I am not the most talented or patient baker. Sometimes my dream life interferes with my baking life and I end up with slightly burned or over-beaten creations. I am a passionate baker, if neither imaginative nor original. Occasionally, I reach out for new and different baking adventures, but usually I tend to favor a few recipes that are flour-covered and fastened into my memory, that have become part of my being. Sometimes an old reliable does the trick. Sometimes that is brownies. When I want maximum enjoyment and minimum effort, with a warm pan of deliciousness to share or to sustain me through lunches and desserts for a week, I reach for my old brownie recipe. I do not know or remember the exact origin of the recipe, but I know the recipe card goes back to when I wrote reliably in cursive. “Brownies” is written in my teenage script, which has not been seen since my first year of college. I think I copied the recipe from some card in my grandmother’s recipe box, although I am sure that it was not original to her.
It is simple and sweet. Flour, sugar, cocoa powder, butter, vanilla, eggs, a bit of salt, and sometimes nuts if I have them. The original calls for oleo, but I have only ever used butter. A healthy recipe this is not, but it is soothing and magical and restorative.
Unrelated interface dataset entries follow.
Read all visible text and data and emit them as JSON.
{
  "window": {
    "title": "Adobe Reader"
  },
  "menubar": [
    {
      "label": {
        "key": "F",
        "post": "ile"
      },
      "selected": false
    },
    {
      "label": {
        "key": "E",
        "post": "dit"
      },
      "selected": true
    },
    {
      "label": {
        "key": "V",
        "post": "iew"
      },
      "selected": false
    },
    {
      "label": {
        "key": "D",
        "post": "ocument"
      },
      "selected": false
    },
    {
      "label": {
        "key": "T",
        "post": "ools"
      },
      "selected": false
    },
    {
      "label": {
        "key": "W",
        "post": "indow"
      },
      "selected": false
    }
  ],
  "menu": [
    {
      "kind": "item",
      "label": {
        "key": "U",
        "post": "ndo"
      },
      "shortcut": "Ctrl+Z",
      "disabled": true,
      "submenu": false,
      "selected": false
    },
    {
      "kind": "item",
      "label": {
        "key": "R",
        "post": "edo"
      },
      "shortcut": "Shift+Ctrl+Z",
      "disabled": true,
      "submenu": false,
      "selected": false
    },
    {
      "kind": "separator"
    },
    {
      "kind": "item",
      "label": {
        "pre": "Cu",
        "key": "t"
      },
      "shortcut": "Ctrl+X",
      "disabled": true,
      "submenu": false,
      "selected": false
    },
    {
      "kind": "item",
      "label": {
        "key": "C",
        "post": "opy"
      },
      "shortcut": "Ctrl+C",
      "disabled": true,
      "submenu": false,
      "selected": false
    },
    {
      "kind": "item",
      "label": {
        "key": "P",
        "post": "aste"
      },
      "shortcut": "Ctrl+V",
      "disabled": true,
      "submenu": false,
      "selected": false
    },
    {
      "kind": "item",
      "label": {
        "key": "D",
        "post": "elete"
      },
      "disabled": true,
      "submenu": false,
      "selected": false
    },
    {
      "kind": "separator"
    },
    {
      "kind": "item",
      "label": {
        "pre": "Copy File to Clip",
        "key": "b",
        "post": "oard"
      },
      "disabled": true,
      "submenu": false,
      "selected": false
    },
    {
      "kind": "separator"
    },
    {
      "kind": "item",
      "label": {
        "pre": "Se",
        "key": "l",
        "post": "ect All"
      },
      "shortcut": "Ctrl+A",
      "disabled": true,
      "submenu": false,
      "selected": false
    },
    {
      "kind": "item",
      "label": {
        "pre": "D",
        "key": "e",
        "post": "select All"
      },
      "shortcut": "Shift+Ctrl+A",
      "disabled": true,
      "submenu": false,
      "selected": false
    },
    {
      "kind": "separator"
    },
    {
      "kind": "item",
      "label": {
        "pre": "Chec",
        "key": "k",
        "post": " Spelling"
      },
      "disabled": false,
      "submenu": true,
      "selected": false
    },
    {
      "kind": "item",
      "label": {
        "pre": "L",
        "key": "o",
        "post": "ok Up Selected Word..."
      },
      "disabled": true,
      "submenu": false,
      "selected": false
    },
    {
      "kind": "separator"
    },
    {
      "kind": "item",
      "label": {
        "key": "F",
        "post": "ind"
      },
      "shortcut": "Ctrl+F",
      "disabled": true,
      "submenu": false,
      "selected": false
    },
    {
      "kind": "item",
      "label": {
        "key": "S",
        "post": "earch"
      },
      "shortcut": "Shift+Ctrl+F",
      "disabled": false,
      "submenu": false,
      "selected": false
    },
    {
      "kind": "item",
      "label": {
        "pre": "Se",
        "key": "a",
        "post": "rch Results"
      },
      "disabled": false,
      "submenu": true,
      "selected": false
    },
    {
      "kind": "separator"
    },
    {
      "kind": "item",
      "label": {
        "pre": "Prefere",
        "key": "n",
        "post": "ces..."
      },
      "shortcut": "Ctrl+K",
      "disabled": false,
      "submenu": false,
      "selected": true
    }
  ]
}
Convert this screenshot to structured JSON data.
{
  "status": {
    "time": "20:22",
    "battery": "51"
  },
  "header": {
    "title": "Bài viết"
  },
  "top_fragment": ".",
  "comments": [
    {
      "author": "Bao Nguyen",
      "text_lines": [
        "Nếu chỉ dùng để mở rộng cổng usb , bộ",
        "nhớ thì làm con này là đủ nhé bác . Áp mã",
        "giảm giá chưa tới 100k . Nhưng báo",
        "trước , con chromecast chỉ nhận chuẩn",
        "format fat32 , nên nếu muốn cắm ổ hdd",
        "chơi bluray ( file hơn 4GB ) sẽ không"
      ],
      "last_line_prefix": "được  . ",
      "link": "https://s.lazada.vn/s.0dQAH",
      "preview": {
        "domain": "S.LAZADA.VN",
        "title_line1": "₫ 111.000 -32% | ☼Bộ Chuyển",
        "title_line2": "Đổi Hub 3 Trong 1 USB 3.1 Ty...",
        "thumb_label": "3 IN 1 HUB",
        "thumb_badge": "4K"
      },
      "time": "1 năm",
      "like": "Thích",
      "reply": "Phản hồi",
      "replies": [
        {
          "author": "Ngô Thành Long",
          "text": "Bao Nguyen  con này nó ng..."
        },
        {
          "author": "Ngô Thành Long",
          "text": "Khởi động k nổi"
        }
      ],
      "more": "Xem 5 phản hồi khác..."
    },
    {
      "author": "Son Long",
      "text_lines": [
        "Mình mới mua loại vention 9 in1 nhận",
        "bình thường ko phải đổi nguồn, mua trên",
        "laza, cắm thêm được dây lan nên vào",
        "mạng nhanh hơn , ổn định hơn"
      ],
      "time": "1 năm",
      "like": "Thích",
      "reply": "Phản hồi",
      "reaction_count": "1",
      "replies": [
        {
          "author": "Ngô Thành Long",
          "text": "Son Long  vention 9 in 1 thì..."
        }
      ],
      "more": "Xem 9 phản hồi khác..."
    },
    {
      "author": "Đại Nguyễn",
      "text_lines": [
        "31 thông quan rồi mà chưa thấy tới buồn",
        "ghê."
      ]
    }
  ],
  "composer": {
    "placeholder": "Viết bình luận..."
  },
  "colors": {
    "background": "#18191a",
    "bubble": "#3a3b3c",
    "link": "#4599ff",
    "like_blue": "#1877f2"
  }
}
I can assemble the ingredients rather quickly. A little mixing, the satisfying cracking of two eggs. It is better if I remember to leave the eggs and butter out early and bring them to room temperature. It is best if the butter is somewhat melted. The oven preheats quickly while the ancient-but-not-antique glass baking dish gets coated in the remaining melty bits of butter from the stick wrapper. The rubber spatula, like a magic wand, smooths out the light brown batter, while the spatula wielder smooths out her soul. The recipe calls for just a little clean up, one dirty bowl.
Twenty minutes in the oven can seem like an eternity, but while the scents waft in the air it is just enough time to wash the bowl, spatula, measuring cup, and ring of measuring spoons. A kettle of hot water hisses in the background. Preparations for tea and coffee begin. The butter knife waits in anticipation.
My sister and I sit down. The square glass pan is between us. Coffee, tea, and milk are poured. A square of brownie is cut. Details of the day are shared.
Baking brings me closer to others. Baking and sharing make me human. Baking and sharing keep me human. I remember who I am and dream of who I want to be. Sometimes the difference between the two is not so far apart. I can see that on the three-inch-by-five-inch card, scribbled in my 17-year-old bubble cursive and printed letters. I cover the brownies, brush up the crumbs, and savor the taste. Love and life are sometimes measured in crumbs and conversations.